Embracing the SEED Project
Each summer, a select group of educators are chosen to attend SEED (Seeking Educational Equity and Diversity)SM New Leaders Week. This immersive experience is designed to train leaders to facilitate conversations that drive personal, organizational, and societal change toward social justice. Our own Interim Assistant Director of Diversity, Equity, and Inclusion (DEI) Gemma Halfi had the opportunity to attend SEED New Leaders Week this summer and returned equipped and excited to facilitate the first SEED Project at Emma Willard School.
The SEED Project started at Wellesley in 1987 as a way of giving teachers the tools to conduct professional development in their home schools. Those who are chosen to attend the SEED Project must be recommended by their school leadership, have a background in diversity work, and demonstrate buy-in from their organization to continue supporting the work after the training.
“SEED gives a chance to deeply reflect and story-share about our own complex identities and how they have impacted our life experiences,” Gemma shares. More than a set of lessons and curriculum, SEED learning is inextricably linked to participants’ willingness to be vulnerable and authentic. “No one is wrong when they share their own story,” she explains, “and that creates powerful learning opportunities.”
As Gemma prepares to facilitate SEED for adults in the Emma community this fall, she took a moment to share some of the most impactful moments from her own training. “I was struck by how vital the act of reflection is to DEI work,” Gemma recalls. Although she thought herself to be a reflective person, she found that the moments of dedicated reflection revealed that this skill set is often neglected. “We read the poem ‘Girl’ by Jamaica Kincaid and were encouraged to write our own version exploring messages we heard growing up,” she shares. “When you’re forced to sit and write, your eyes are opened to how key intentional, guided reflection is to this work.”

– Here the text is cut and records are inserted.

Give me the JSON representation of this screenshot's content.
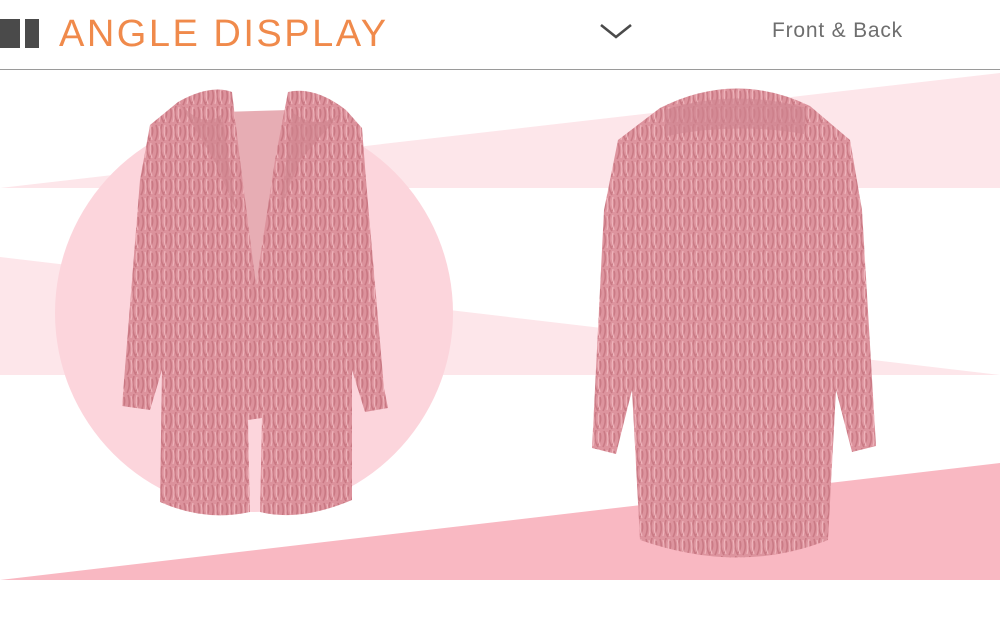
{
  "header": {
    "title": "ANGLE DISPLAY",
    "view_label": "Front & Back"
  },
  "icons": {
    "title_bars": "double-bar-icon",
    "dropdown": "chevron-down-icon"
  },
  "images": {
    "front": "pink faux fur coat, front view",
    "back": "pink faux fur coat, back view"
  },
  "colors": {
    "title": "#f08a4b",
    "accent_pink": "#f9b8c2",
    "light_pink": "#fde6ea",
    "circle_pink": "#fcd5dc",
    "coat_pink": "#d98c97",
    "bars": "#4a4a4a"
  }
}
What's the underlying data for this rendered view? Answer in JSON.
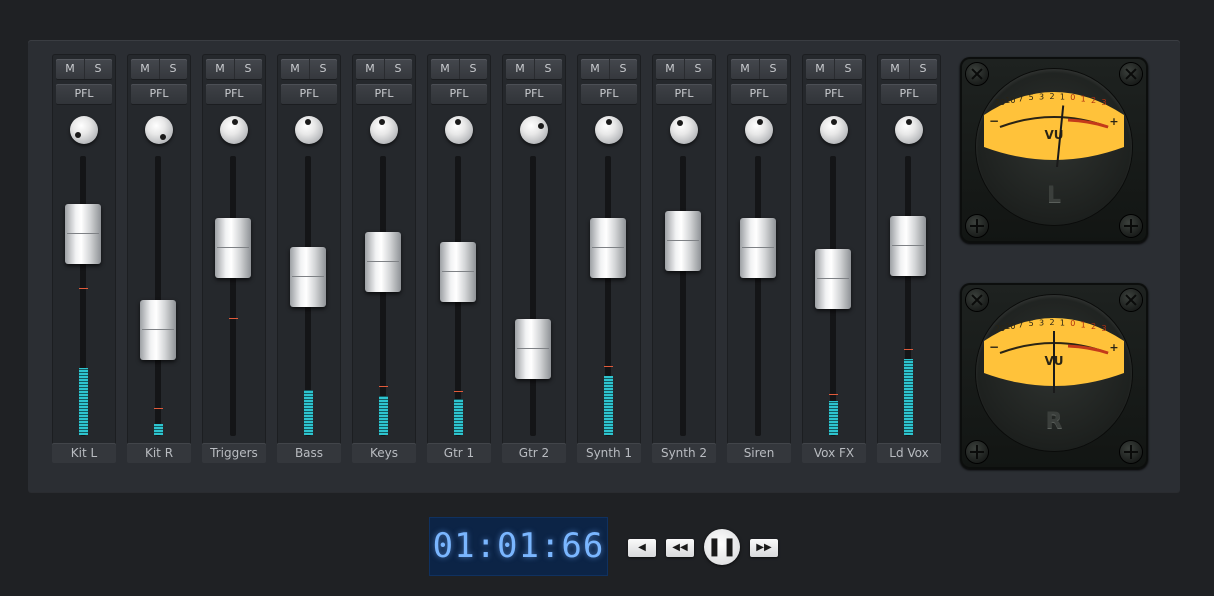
{
  "channels": [
    {
      "name": "Kit L",
      "mute": "M",
      "solo": "S",
      "pfl": "PFL",
      "fader_level": 0.76,
      "meter_level": 0.24,
      "peak_level": 0.53,
      "pan_deg": -130
    },
    {
      "name": "Kit R",
      "mute": "M",
      "solo": "S",
      "pfl": "PFL",
      "fader_level": 0.36,
      "meter_level": 0.04,
      "peak_level": 0.1,
      "pan_deg": 150
    },
    {
      "name": "Triggers",
      "mute": "M",
      "solo": "S",
      "pfl": "PFL",
      "fader_level": 0.7,
      "meter_level": 0.0,
      "peak_level": 0.42,
      "pan_deg": 10
    },
    {
      "name": "Bass",
      "mute": "M",
      "solo": "S",
      "pfl": "PFL",
      "fader_level": 0.58,
      "meter_level": 0.16,
      "peak_level": 0.0,
      "pan_deg": -5
    },
    {
      "name": "Keys",
      "mute": "M",
      "solo": "S",
      "pfl": "PFL",
      "fader_level": 0.64,
      "meter_level": 0.14,
      "peak_level": 0.18,
      "pan_deg": -15
    },
    {
      "name": "Gtr 1",
      "mute": "M",
      "solo": "S",
      "pfl": "PFL",
      "fader_level": 0.6,
      "meter_level": 0.13,
      "peak_level": 0.16,
      "pan_deg": -10
    },
    {
      "name": "Gtr 2",
      "mute": "M",
      "solo": "S",
      "pfl": "PFL",
      "fader_level": 0.28,
      "meter_level": 0.0,
      "peak_level": 0.0,
      "pan_deg": 60
    },
    {
      "name": "Synth 1",
      "mute": "M",
      "solo": "S",
      "pfl": "PFL",
      "fader_level": 0.7,
      "meter_level": 0.21,
      "peak_level": 0.25,
      "pan_deg": 0
    },
    {
      "name": "Synth 2",
      "mute": "M",
      "solo": "S",
      "pfl": "PFL",
      "fader_level": 0.73,
      "meter_level": 0.0,
      "peak_level": 0.0,
      "pan_deg": -30
    },
    {
      "name": "Siren",
      "mute": "M",
      "solo": "S",
      "pfl": "PFL",
      "fader_level": 0.7,
      "meter_level": 0.0,
      "peak_level": 0.0,
      "pan_deg": 10
    },
    {
      "name": "Vox FX",
      "mute": "M",
      "solo": "S",
      "pfl": "PFL",
      "fader_level": 0.57,
      "meter_level": 0.12,
      "peak_level": 0.15,
      "pan_deg": 0
    },
    {
      "name": "Ld Vox",
      "mute": "M",
      "solo": "S",
      "pfl": "PFL",
      "fader_level": 0.71,
      "meter_level": 0.27,
      "peak_level": 0.31,
      "pan_deg": 0
    }
  ],
  "vu_meters": [
    {
      "channel": "L",
      "label": "VU",
      "scale": [
        "20",
        "10",
        "7",
        "5",
        "3",
        "2",
        "1",
        "0",
        "1",
        "2",
        "3"
      ],
      "minus": "−",
      "plus": "+",
      "needle_level": 0.56
    },
    {
      "channel": "R",
      "label": "VU",
      "scale": [
        "20",
        "10",
        "7",
        "5",
        "3",
        "2",
        "1",
        "0",
        "1",
        "2",
        "3"
      ],
      "minus": "−",
      "plus": "+",
      "needle_level": 0.5
    }
  ],
  "transport": {
    "timecode": "01:01:66",
    "back_icon": "◀",
    "rewind_icon": "◀◀",
    "pause_icon": "❚❚",
    "forward_icon": "▶▶"
  },
  "colors": {
    "meter": "#2ec4cf",
    "peak": "#e05a3a",
    "vu_face": "#ffc23a",
    "timecode": "#7ab6ff"
  }
}
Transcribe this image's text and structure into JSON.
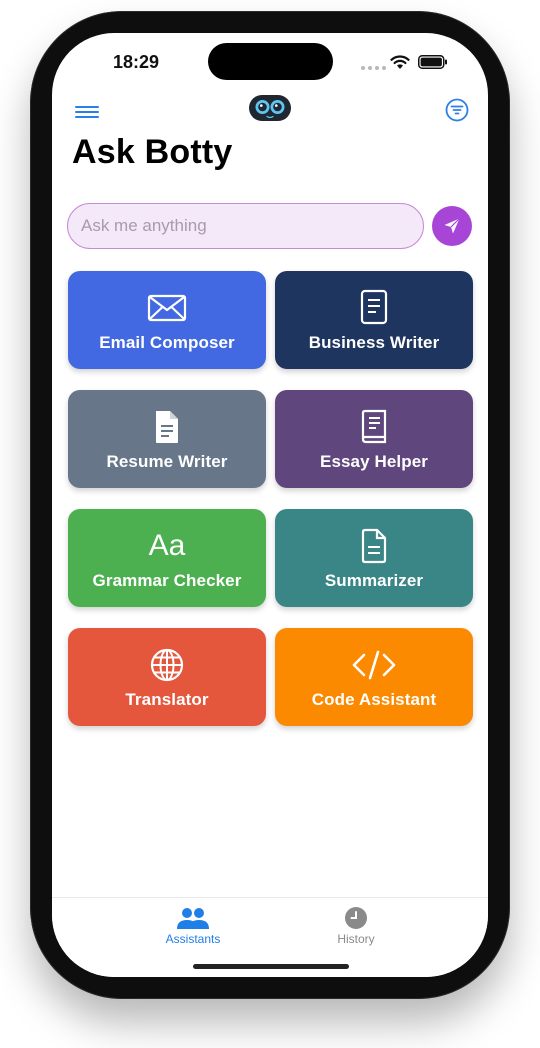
{
  "status_bar": {
    "time": "18:29"
  },
  "header": {
    "title": "Ask Botty",
    "menu_icon": "hamburger-menu-icon",
    "logo_icon": "robot-face-icon",
    "filter_icon": "filter-icon"
  },
  "search": {
    "placeholder": "Ask me anything",
    "value": ""
  },
  "colors": {
    "accent": "#a746d6",
    "tab_active": "#1f7fe6",
    "tab_inactive": "#8a8a8a"
  },
  "assistants": [
    {
      "label": "Email Composer",
      "icon": "envelope-icon",
      "color": "#4269e1"
    },
    {
      "label": "Business Writer",
      "icon": "document-icon",
      "color": "#1e355f"
    },
    {
      "label": "Resume Writer",
      "icon": "file-text-icon",
      "color": "#687689"
    },
    {
      "label": "Essay Helper",
      "icon": "book-icon",
      "color": "#5f477d"
    },
    {
      "label": "Grammar Checker",
      "icon": "Aa",
      "color": "#4caf50"
    },
    {
      "label": "Summarizer",
      "icon": "document-lines-icon",
      "color": "#3a8586"
    },
    {
      "label": "Translator",
      "icon": "globe-icon",
      "color": "#e4573d"
    },
    {
      "label": "Code Assistant",
      "icon": "code-icon",
      "color": "#fc8a00"
    }
  ],
  "tabs": [
    {
      "label": "Assistants",
      "icon": "people-icon",
      "active": true
    },
    {
      "label": "History",
      "icon": "clock-icon",
      "active": false
    }
  ]
}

The first round of SEED is expected to be offered for Emma employees starting this fall. Those who choose to participate can look forward to at least 24 hours of time committed to this important work over the course of the school year. “We go through all different categories of identity and how they intersect,” Gemma explains. The group will use tools like art projects, children’s books, and share sessions to explore everything from gender to race to ability to class to religion to sexuality and beyond.
Participants will explore the windows and mirrors philosophy, one of many metaphors used to explore identity during SEED. In DEI work, a mirror is a story that reflects your own culture and helps you build your identity, and a window is a resource that offers you a view into someone else’s experience. “If you’re in a place that only has mirrors, you can become self-centered. If you’re in a place that only has windows, you will likely begin to believe that you don’t matter,” Gemma adds. “It’s not just about what you see on the walls and in the physical surroundings, but also how curriculum is chosen and presented, what kind of language is or isn’t being used, how food is selected and prepared, and so much more.”
Drawing on her experience designing the Cluett House program, Gemma plans to facilitate content that best fits the composition of our community. The identities represented in the group will be dependent upon who signs up.
At the core of SEED work is creating a community where individuals feel comfortable in sharing. “Although this type of vulnerability can be risky, it’s where the best learning happens,” Gemma says. In order to support this framework, the group will be subject to ground rules, which include being respectful of confidentiality.
By listening to others' voices, learning experientially and collectively, and being exposed to intersecting identities, SEED will equip participants to connect their lives to one another and to society at large. “My hope is that participants walk away feeling that they have received a gift that they want to share with others. And I hope that we cultivate fluency and comfort in having DEI conversations so that adults can then help our students thrive,” Gemma shares. “I’m most excited about providing the space and time for people to connect with one another on a deeper level.”
In the future, Gemma hopes to expand the SEED Project to include parents and alumnae, further growing the Emma community’s commitment to DEI work. In the meantime, she has provided a sampling of recommended resources (below) to move you forward in your own journey.